Task brief »
Count every line of the data that includes "true". State only the number.

(Entries from a dataset of interfaces)
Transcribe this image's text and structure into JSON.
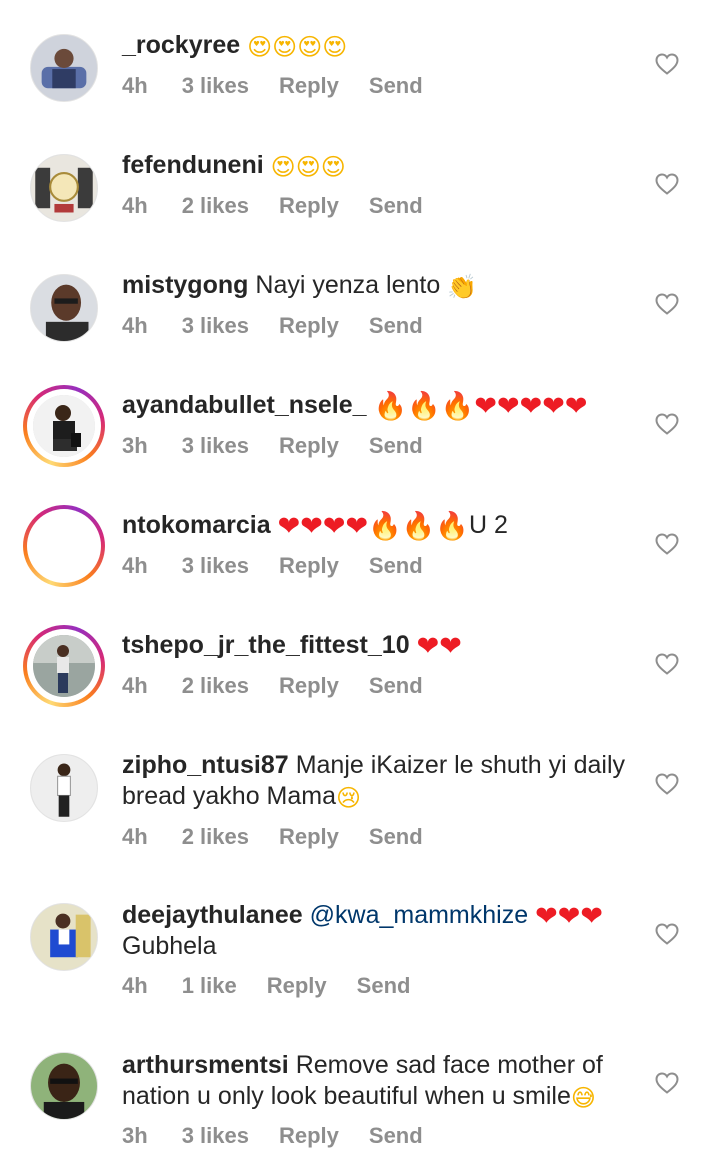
{
  "comments": [
    {
      "username": "_rockyree",
      "text": "",
      "emoji_after": "😍😍😍😍",
      "time": "4h",
      "likes": "3 likes",
      "reply": "Reply",
      "send": "Send",
      "avatar": "plain"
    },
    {
      "username": "fefenduneni",
      "text": "",
      "emoji_after": "😍😍😍",
      "time": "4h",
      "likes": "2 likes",
      "reply": "Reply",
      "send": "Send",
      "avatar": "plain"
    },
    {
      "username": "mistygong",
      "text": "Nayi yenza lento",
      "emoji_after": "👏",
      "time": "4h",
      "likes": "3 likes",
      "reply": "Reply",
      "send": "Send",
      "avatar": "plain"
    },
    {
      "username": "ayandabullet_nsele_",
      "text": "",
      "emoji_after": "🔥🔥🔥❤❤❤❤❤",
      "time": "3h",
      "likes": "3 likes",
      "reply": "Reply",
      "send": "Send",
      "avatar": "ring"
    },
    {
      "username": "ntokomarcia",
      "text": "",
      "emoji_after": "❤❤❤❤🔥🔥🔥",
      "text_after": "U 2",
      "time": "4h",
      "likes": "3 likes",
      "reply": "Reply",
      "send": "Send",
      "avatar": "ring"
    },
    {
      "username": "tshepo_jr_the_fittest_10",
      "text": "",
      "emoji_after": "❤❤",
      "time": "4h",
      "likes": "2 likes",
      "reply": "Reply",
      "send": "Send",
      "avatar": "ring"
    },
    {
      "username": "zipho_ntusi87",
      "text": "Manje iKaizer le shuth yi daily bread yakho Mama",
      "emoji_after": "😢",
      "time": "4h",
      "likes": "2 likes",
      "reply": "Reply",
      "send": "Send",
      "avatar": "plain"
    },
    {
      "username": "deejaythulanee",
      "mention": "@kwa_mammkhize",
      "emoji_mid": "❤❤❤",
      "text": "Gubhela",
      "time": "4h",
      "likes": "1 like",
      "reply": "Reply",
      "send": "Send",
      "avatar": "plain"
    },
    {
      "username": "arthursmentsi",
      "text": "Remove sad face mother of nation u only look beautiful when u smile",
      "emoji_after": "😅",
      "time": "3h",
      "likes": "3 likes",
      "reply": "Reply",
      "send": "Send",
      "avatar": "plain"
    }
  ],
  "icons": {
    "like": "heart-outline-icon",
    "avatar": "user-avatar"
  },
  "colors": {
    "username": "#262626",
    "meta": "#8e8e8e",
    "mention": "#00376b",
    "heart_emoji": "#ed1c24",
    "story_ring_start": "#feda75",
    "story_ring_mid": "#d62976",
    "story_ring_end": "#962fbf"
  }
}
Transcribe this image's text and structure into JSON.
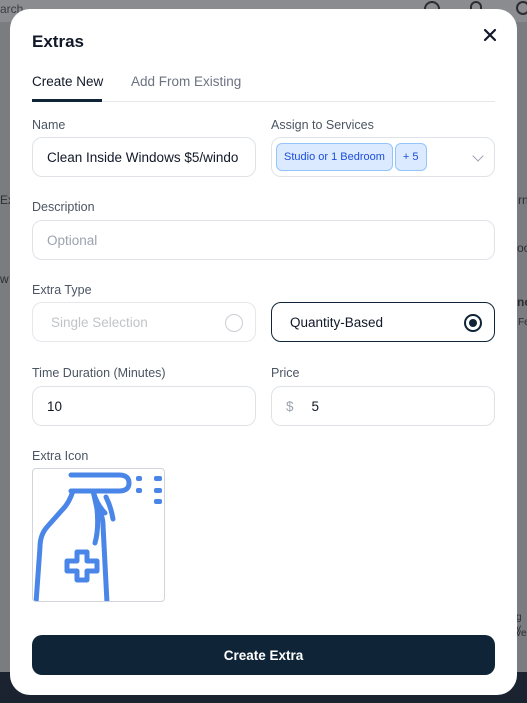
{
  "background": {
    "search_text": "arch",
    "fragments": [
      "Ex",
      "w",
      "rn",
      "oo",
      "no",
      "Fe",
      "g y",
      "ve"
    ]
  },
  "modal": {
    "title": "Extras",
    "close_icon": "close-icon",
    "tabs": [
      {
        "label": "Create New",
        "active": true
      },
      {
        "label": "Add From Existing",
        "active": false
      }
    ],
    "name": {
      "label": "Name",
      "value": "Clean Inside Windows $5/windo"
    },
    "assign": {
      "label": "Assign to Services",
      "chips": [
        "Studio or 1 Bedroom",
        "+ 5"
      ]
    },
    "description": {
      "label": "Description",
      "placeholder": "Optional"
    },
    "extra_type": {
      "label": "Extra Type",
      "options": [
        {
          "label": "Single Selection",
          "selected": false
        },
        {
          "label": "Quantity-Based",
          "selected": true
        }
      ]
    },
    "time_duration": {
      "label": "Time Duration (Minutes)",
      "value": "10"
    },
    "price": {
      "label": "Price",
      "currency": "$",
      "value": "5"
    },
    "extra_icon": {
      "label": "Extra Icon",
      "icon": "spray-bottle-icon"
    },
    "submit_label": "Create Extra"
  },
  "colors": {
    "primary": "#0f2537",
    "chip_bg": "#dbeafe",
    "chip_text": "#1d4ed8",
    "icon_blue": "#4a86e8"
  }
}
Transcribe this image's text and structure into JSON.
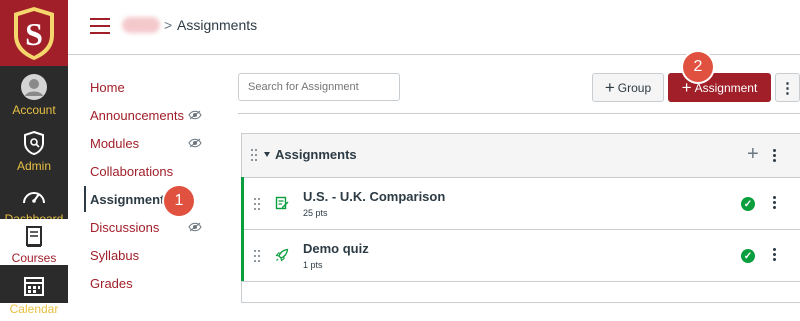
{
  "global_nav": {
    "items": [
      {
        "label": "Account",
        "icon": "account-icon"
      },
      {
        "label": "Admin",
        "icon": "admin-icon"
      },
      {
        "label": "Dashboard",
        "icon": "dashboard-icon"
      },
      {
        "label": "Courses",
        "icon": "courses-icon"
      },
      {
        "label": "Calendar",
        "icon": "calendar-icon"
      }
    ],
    "logo_letter": "S"
  },
  "header": {
    "breadcrumb_separator": ">",
    "breadcrumb_current": "Assignments"
  },
  "course_nav": {
    "items": [
      {
        "label": "Home"
      },
      {
        "label": "Announcements"
      },
      {
        "label": "Modules"
      },
      {
        "label": "Collaborations"
      },
      {
        "label": "Assignments"
      },
      {
        "label": "Discussions"
      },
      {
        "label": "Syllabus"
      },
      {
        "label": "Grades"
      }
    ]
  },
  "toolbar": {
    "search_placeholder": "Search for Assignment",
    "group_button": "Group",
    "assignment_button": "Assignment",
    "plus": "+",
    "more": "⋮"
  },
  "badges": {
    "one": "1",
    "two": "2"
  },
  "assignment_group": {
    "title": "Assignments",
    "rows": [
      {
        "title": "U.S. - U.K. Comparison",
        "points": "25 pts"
      },
      {
        "title": "Demo quiz",
        "points": "1 pts"
      }
    ]
  },
  "colors": {
    "brand": "#a11f29",
    "accent_green": "#0b9e3f",
    "badge": "#e0513f"
  }
}
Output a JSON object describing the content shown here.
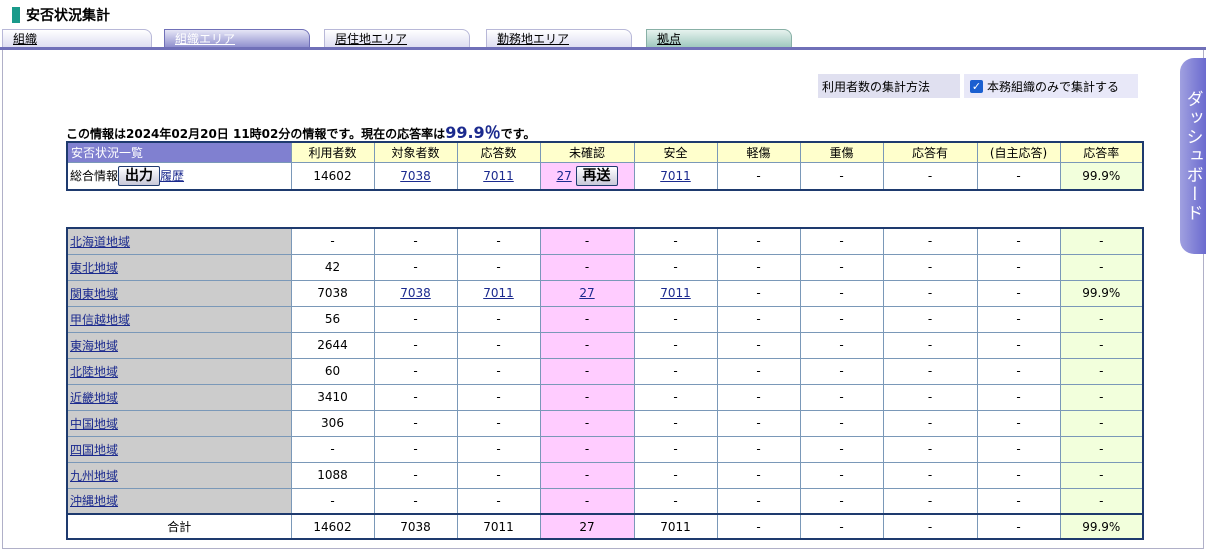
{
  "title": "安否状況集計",
  "tabs": [
    "組織",
    "組織エリア",
    "居住地エリア",
    "勤務地エリア",
    "拠点"
  ],
  "aggregation": {
    "label": "利用者数の集計方法",
    "option": "本務組織のみで集計する",
    "checked": true
  },
  "dashboard_label": "ダッシュボード",
  "info": {
    "prefix": "この情報は2024年02月20日 11時02分の情報です。現在の応答率は",
    "rate": "99.9％",
    "suffix": "です。"
  },
  "summary": {
    "headers": [
      "安否状況一覧",
      "利用者数",
      "対象者数",
      "応答数",
      "未確認",
      "安全",
      "軽傷",
      "重傷",
      "応答有",
      "(自主応答)",
      "応答率"
    ],
    "row": {
      "label": "総合情報",
      "output_button": "出力",
      "history_link": "履歴",
      "users": "14602",
      "targets": "7038",
      "responses": "7011",
      "unconfirmed": "27",
      "resend_button": "再送",
      "safe": "7011",
      "minor": "-",
      "serious": "-",
      "responded": "-",
      "voluntary": "-",
      "rate": "99.9%"
    }
  },
  "regions": [
    {
      "name": "北海道地域",
      "users": "-",
      "targets": "-",
      "responses": "-",
      "unconfirmed": "-",
      "safe": "-",
      "minor": "-",
      "serious": "-",
      "responded": "-",
      "voluntary": "-",
      "rate": "-"
    },
    {
      "name": "東北地域",
      "users": "42",
      "targets": "-",
      "responses": "-",
      "unconfirmed": "-",
      "safe": "-",
      "minor": "-",
      "serious": "-",
      "responded": "-",
      "voluntary": "-",
      "rate": "-"
    },
    {
      "name": "関東地域",
      "users": "7038",
      "targets": "7038",
      "responses": "7011",
      "unconfirmed": "27",
      "safe": "7011",
      "minor": "-",
      "serious": "-",
      "responded": "-",
      "voluntary": "-",
      "rate": "99.9%"
    },
    {
      "name": "甲信越地域",
      "users": "56",
      "targets": "-",
      "responses": "-",
      "unconfirmed": "-",
      "safe": "-",
      "minor": "-",
      "serious": "-",
      "responded": "-",
      "voluntary": "-",
      "rate": "-"
    },
    {
      "name": "東海地域",
      "users": "2644",
      "targets": "-",
      "responses": "-",
      "unconfirmed": "-",
      "safe": "-",
      "minor": "-",
      "serious": "-",
      "responded": "-",
      "voluntary": "-",
      "rate": "-"
    },
    {
      "name": "北陸地域",
      "users": "60",
      "targets": "-",
      "responses": "-",
      "unconfirmed": "-",
      "safe": "-",
      "minor": "-",
      "serious": "-",
      "responded": "-",
      "voluntary": "-",
      "rate": "-"
    },
    {
      "name": "近畿地域",
      "users": "3410",
      "targets": "-",
      "responses": "-",
      "unconfirmed": "-",
      "safe": "-",
      "minor": "-",
      "serious": "-",
      "responded": "-",
      "voluntary": "-",
      "rate": "-"
    },
    {
      "name": "中国地域",
      "users": "306",
      "targets": "-",
      "responses": "-",
      "unconfirmed": "-",
      "safe": "-",
      "minor": "-",
      "serious": "-",
      "responded": "-",
      "voluntary": "-",
      "rate": "-"
    },
    {
      "name": "四国地域",
      "users": "-",
      "targets": "-",
      "responses": "-",
      "unconfirmed": "-",
      "safe": "-",
      "minor": "-",
      "serious": "-",
      "responded": "-",
      "voluntary": "-",
      "rate": "-"
    },
    {
      "name": "九州地域",
      "users": "1088",
      "targets": "-",
      "responses": "-",
      "unconfirmed": "-",
      "safe": "-",
      "minor": "-",
      "serious": "-",
      "responded": "-",
      "voluntary": "-",
      "rate": "-"
    },
    {
      "name": "沖縄地域",
      "users": "-",
      "targets": "-",
      "responses": "-",
      "unconfirmed": "-",
      "safe": "-",
      "minor": "-",
      "serious": "-",
      "responded": "-",
      "voluntary": "-",
      "rate": "-"
    }
  ],
  "total": {
    "label": "合計",
    "users": "14602",
    "targets": "7038",
    "responses": "7011",
    "unconfirmed": "27",
    "safe": "7011",
    "minor": "-",
    "serious": "-",
    "responded": "-",
    "voluntary": "-",
    "rate": "99.9%"
  },
  "colors": {
    "accent": "#7070b8",
    "header_bg": "#ffffcc",
    "unconfirmed_bg": "#ffccff",
    "rate_bg": "#f2ffdc",
    "link": "#1b2a8e"
  }
}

Worked solution »
3